15-foot wide unpaved roadways for horses, and sidewalks.
Utilities were to be buried underground below the horse roadways.

The highway was also to include agricultural experimental stations and monuments for future surveying. Trolley revenues would help pay for the construction of the roadway. After portions of the DuPont Highway were built, these portions were planned to be turned over to the state at no charge.

In 1911 construction on the highway began, but it was interrupted right away by litigation challenging both the constitutionality of the law establishing the road building corporation and the need for DuPont to acquire such a large right-of-way.

 DuPont would narrow the proposed right-of-way to 100 feet in order to compromise with opponents of the highway in addition to offering landowers whose properties were affected by the highway five times the assessed value of the land five years after the highway was completed.

 The DuPont Highway would end up being built on a 60-foot alignment with a 32-foot wide roadway. The length of the DuPont Highway between Selbyville and Wilmington was completed in 1923, with one of the final portions to be completed at the Drawyers Creek north of Odessa. A ceremony marking the completion of the highway was held in Dover on July 2, 1924.

The completion of the DuPont Highway improved transportation between northern and southern Delaware and would lead to the expansion of state highways in Delaware.

In 1926 it was suggested the Philadelphia Pike be widened along with the DuPont Highway between State Road and Wilmington.
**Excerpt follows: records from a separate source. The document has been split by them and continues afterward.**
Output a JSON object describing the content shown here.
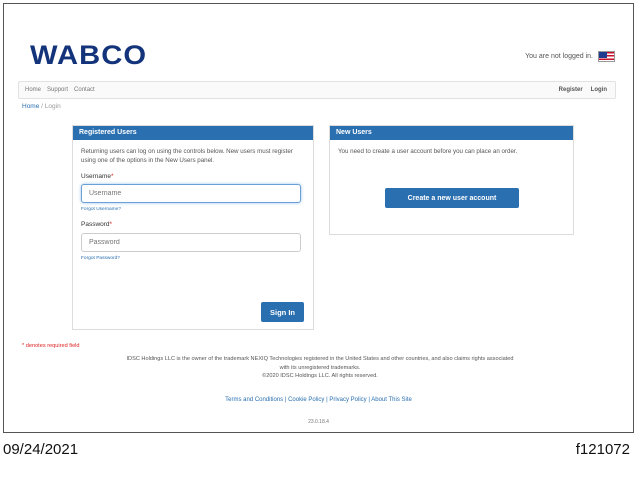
{
  "header": {
    "logo": "WABCO",
    "login_status": "You are not logged in.",
    "flag_icon": "us-flag-icon"
  },
  "nav": {
    "left": [
      "Home",
      "Support",
      "Contact"
    ],
    "right": [
      "Register",
      "Login"
    ]
  },
  "breadcrumb": {
    "home": "Home",
    "separator": "/",
    "current": "Login"
  },
  "registered": {
    "title": "Registered Users",
    "intro": "Returning users can log on using the controls below. New users must register using one of the options in the New Users panel.",
    "username_label": "Username",
    "username_placeholder": "Username",
    "forgot_username": "Forgot Username?",
    "password_label": "Password",
    "password_placeholder": "Password",
    "forgot_password": "Forgot Password?",
    "sign_in": "Sign In",
    "required_mark": "*"
  },
  "new_users": {
    "title": "New Users",
    "intro": "You need to create a user account before you can place an order.",
    "create_button": "Create a new user account"
  },
  "footer": {
    "required_note": "* denotes required field",
    "trademark_line1": "IDSC Holdings LLC is the owner of the trademark NEXIQ Technologies registered in the United States and other countries, and also claims rights associated",
    "trademark_line2": "with its unregistered trademarks.",
    "copyright": "©2020 IDSC Holdings LLC. All rights reserved.",
    "links": [
      "Terms and Conditions",
      "Cookie Policy",
      "Privacy Policy",
      "About This Site"
    ],
    "link_separator": "|",
    "version": "23.0.18.4"
  },
  "caption": {
    "date": "09/24/2021",
    "code": "f121072"
  },
  "colors": {
    "brand": "#13347a",
    "accent": "#2a6fb0",
    "required": "#d22222"
  }
}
By 1934, after many more improvements were made to Delaware highways, such as the completion of widening US 13 into a divided highway between Dover and Wilmington, it was considered the best superhighway and the longest stretch of divided highway in the world.

Coleman Du Pont used 4 million dollars of his own money to fund it... perhaps that is the last and most recent public highway paid for by a private citizen, for the public use. Other wealthy philanthropists have made libraries, like Carnegie, or made schools, hospitals, etc. But highways? Without tolls?